Paideia is a one-of-a-kind holistic humanities program available to 10th-12th grade students at Oakland Tech High School. This integrative program encourages students to think critically, gain analytical skills and learn how to effectively communicate. Paideia students take rigorous courses in government, economics, history and literature.
In addition to Paideia, Oakland Tech also offers other innovative programs, like performing arts and civic engagement. Students can also join one of the pathways, which are designed to help them prepare for future careers and advanced academic pursuits.
The Fashion, Art, Design, Animation Academy and the Race, Policy & Law Academy are just two of the available pathways at Oakland Tech.
#7. The Connections Program at JLS Middle School (Palo Alto)
This unique middle school program uses project-based and student-directed learning techniques to help the students become curious and creative life-long learners. Unlike in traditional classrooms, Connections Program teachers act as coaches or mentors. The teachers facilitate the lessons but let the students take responsibility for their work, set goals and build their self-confidence.
What else sets The Connections Program apart? This program uses differentiated instruction to help every student reach their individual goals. The curriculum is adapted to meet the needs of each student and the entire group benefits by experiencing different learning styles. The curriculum also emphasizes real-world learning with expert guest speakers, field trips and current event projects while still meeting all of the state’s standards.
#8. The School of Environmental Leadership (San Rafael)
Students in this school-within-a-school program develop 21st Century and leadership skills through project-based lessons.

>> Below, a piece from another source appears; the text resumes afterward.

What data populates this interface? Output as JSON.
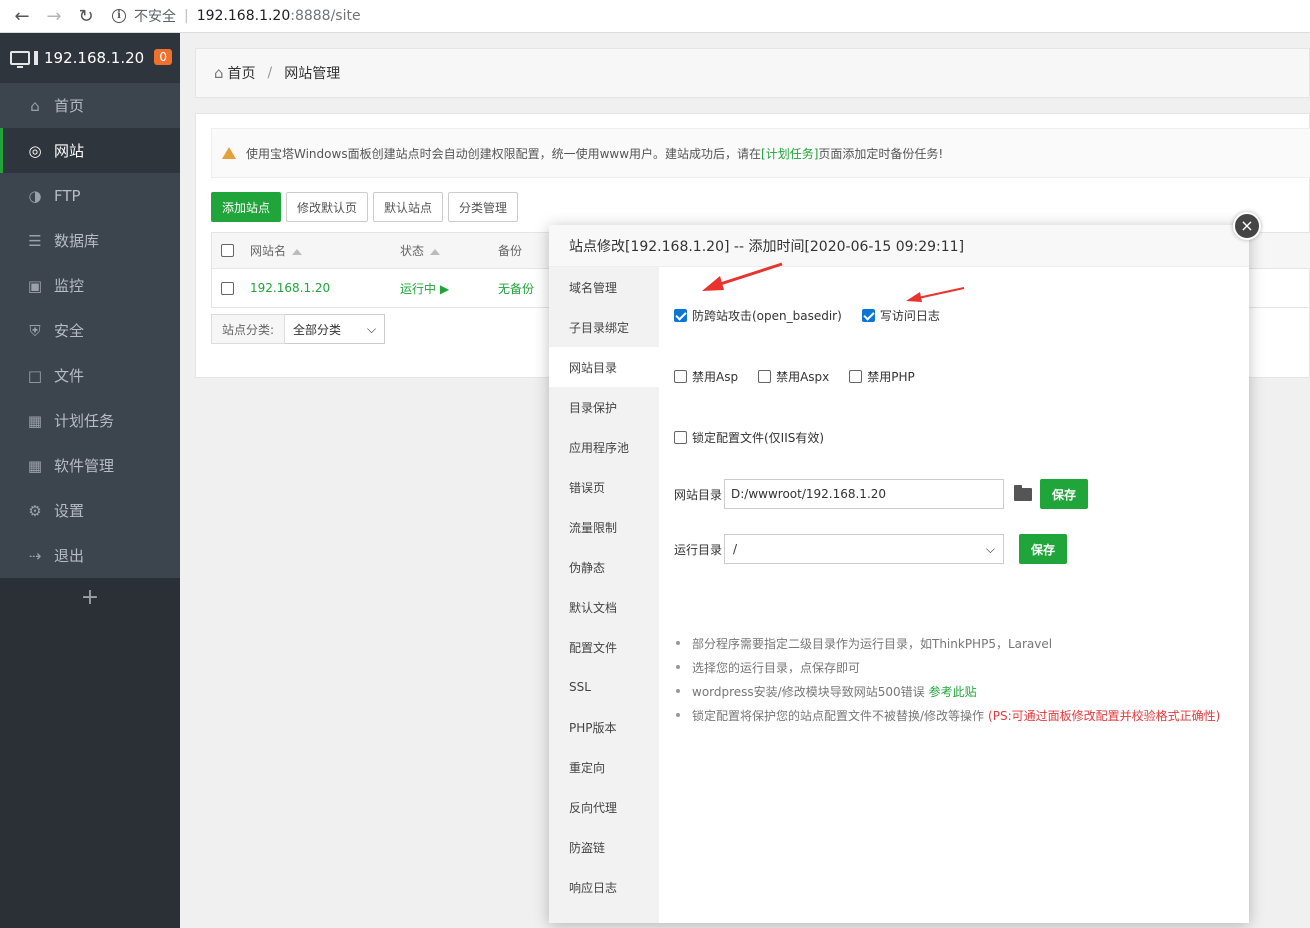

This environmentally-focused program uses multi-disciplinary projects to challenge students and teach them how to think critically, analyze issues and find solutions to modern problems.
During their four years in The School of Environmental Leadership (SEL), students focus on “environmental stewardship, global awareness, community service and innovative thinking.” The students have tons of opportunities to build and showcase their skills. Sophomores can serve as counselors at the Walker Creek Outdoor Education Center and Seniors complete a community internship project. The SEL program empowers students to become strong, positive leaders no matter what field they pursue after graduation.
With so many great options, how do you decide which one is best for your family? You simply don’t without the help of a Suburban Jungle Strategist. Schedule your FREE Suburbs Strategy session today to start narrowing in on your perfect fit.